What is being asked — Count up the lines below that include the string "Rafee" and report the number by itself.

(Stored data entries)
=====
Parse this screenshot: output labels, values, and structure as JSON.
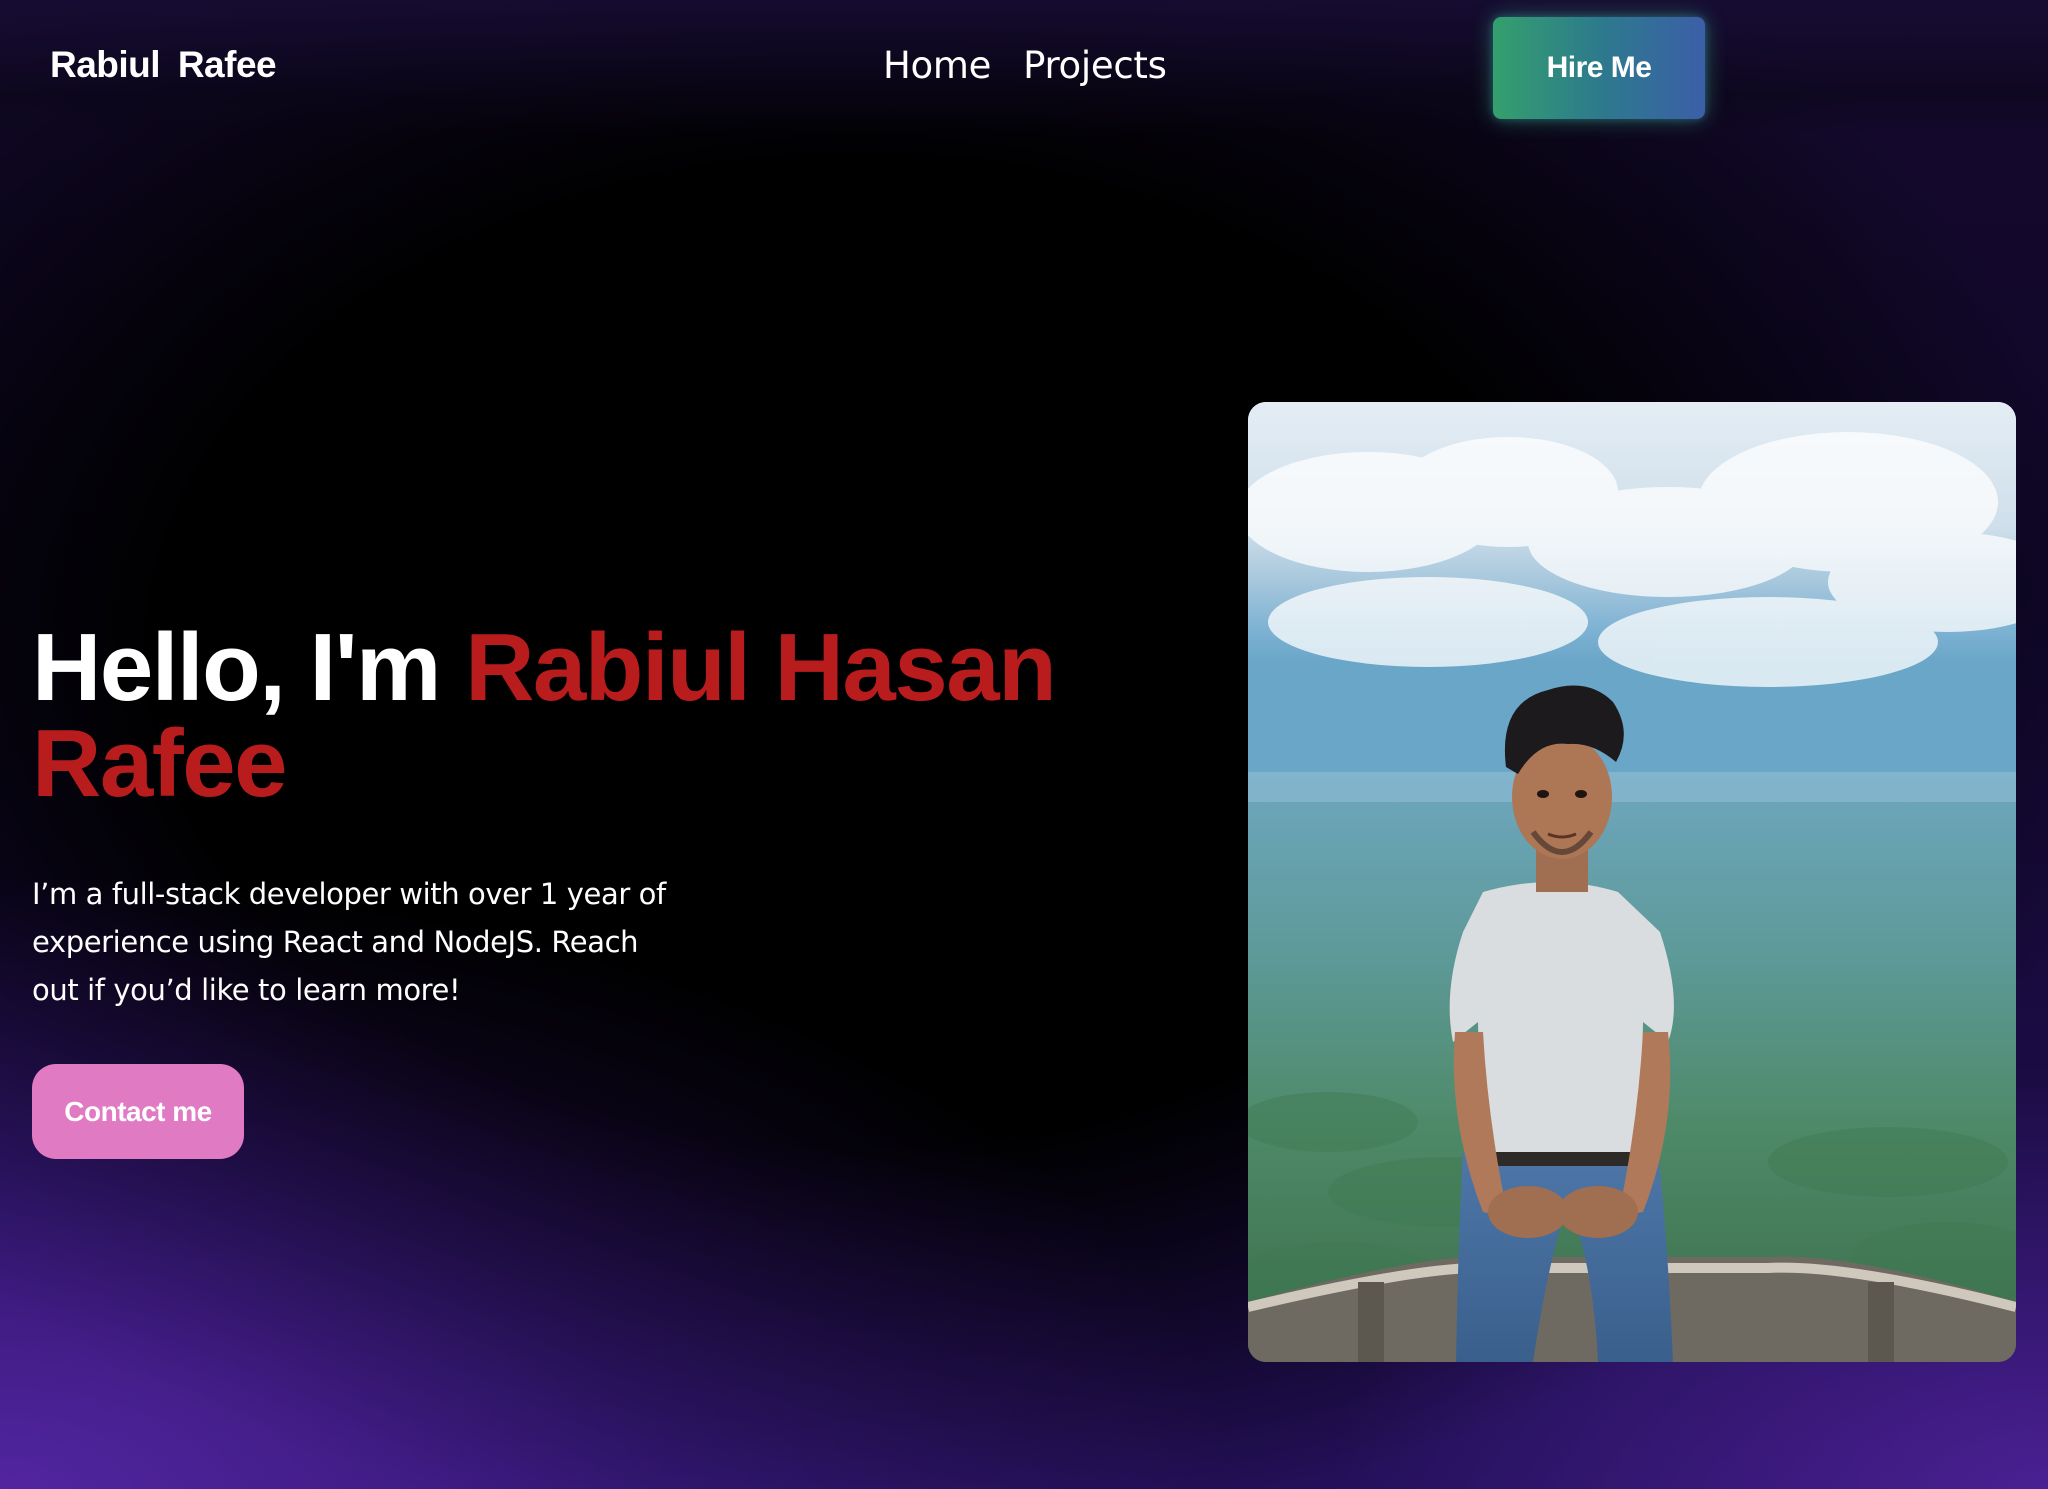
{
  "header": {
    "brand": "Rabiul  Rafee",
    "nav": [
      {
        "label": "Home"
      },
      {
        "label": "Projects"
      }
    ],
    "hire_label": "Hire Me"
  },
  "hero": {
    "greeting": "Hello, I'm ",
    "name": "Rabiul Hasan Rafee",
    "description": "I’m a full-stack developer with over 1 year of experience using React and NodeJS. Reach out if you’d like to learn more!",
    "contact_label": "Contact me"
  },
  "colors": {
    "name_accent": "#b91c1c",
    "contact_button": "#e07ac3",
    "hire_gradient_start": "#34a06d",
    "hire_gradient_end": "#3b5fa8",
    "background": "#000000",
    "background_glow": "#2a1260"
  }
}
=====
Task result — 2